It is time for Russia to bring this mindset full circle.
During the 1990's, many Russians with technical educational backgrounds left science and technology for traditional industries – where they could more easily earn a living and establish their careers. In fact, many of the country's oligarchs brought their engineering and mathematical skills to the business world and created some of Russia's largest industrial companies. However, in recent years, this trend has shown signs of reversing.
Catalyzed in part by increasing competition in non-technology sectors of the economy, a new generation of market-oriented entrepreneurs and managers with deep technical training is entering the high-tech industry in pursuit of its objectively higher profit margins. They are inspired by startup pioneers, like Sergey Brin, co-founder of Google, Max Levchin of PayPal, and Serguei Beloussov, co-founder of Parallels and Acronis, who have shown that it is possible to generate faster and better returns in technology markets.
Many in this new generation of tech entrepreneurs gained experience in product development and management while working for leading western companies based in Russia, such as Adobe ( ADBE - news - people ), Cisco ( CSCO - news - people ), HP, Intel ( INTC - news - people ) and Microsoft ( MSFT - news - people ). Others are returning expats, who left to complete their education in U.S. or European graduate programs and business schools, and now see a growing opportunity at home.

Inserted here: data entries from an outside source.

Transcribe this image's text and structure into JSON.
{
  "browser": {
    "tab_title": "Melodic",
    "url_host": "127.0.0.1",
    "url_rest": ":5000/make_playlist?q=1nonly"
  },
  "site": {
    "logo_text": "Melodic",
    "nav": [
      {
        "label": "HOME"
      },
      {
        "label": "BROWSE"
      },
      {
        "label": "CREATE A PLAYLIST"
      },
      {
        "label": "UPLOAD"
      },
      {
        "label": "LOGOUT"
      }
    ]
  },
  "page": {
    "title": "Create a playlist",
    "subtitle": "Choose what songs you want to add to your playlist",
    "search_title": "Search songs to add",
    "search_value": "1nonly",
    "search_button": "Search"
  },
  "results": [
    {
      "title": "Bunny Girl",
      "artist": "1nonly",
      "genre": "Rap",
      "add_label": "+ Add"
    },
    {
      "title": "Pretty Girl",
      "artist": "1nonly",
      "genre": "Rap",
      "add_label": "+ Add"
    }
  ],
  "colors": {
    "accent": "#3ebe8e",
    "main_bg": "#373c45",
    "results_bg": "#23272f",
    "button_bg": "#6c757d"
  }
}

Today, Russian entrepreneurs start software and Internet services companies in Moscow, St. Petersburg and Novosibirsk as easily as any MBA in Silicon Valley. Several start-ups have accessed the Internet for initial sales, expanded outside Russia's borders while utilizing foreign managerial talent, and subsequently built companies with over $100 million in revenue. Many early stage companies are poised to achieve similar growth. However, the development of a middle manager class is essential -- a challenge currently being addressed by emerging Russian business schools.
Together, these factors are contributing to the emergence of technology entrepreneurship in Russia. But to effectively diversify the economy, these sparks of innovation must be encouraged and nurtured. As Potemkin readily knew, one wall does not a house make. So for Russia, the current global financial crisis presents an opportunity -- one that must not be lost -- to achieve true structural change through its othernatural resource -- technology.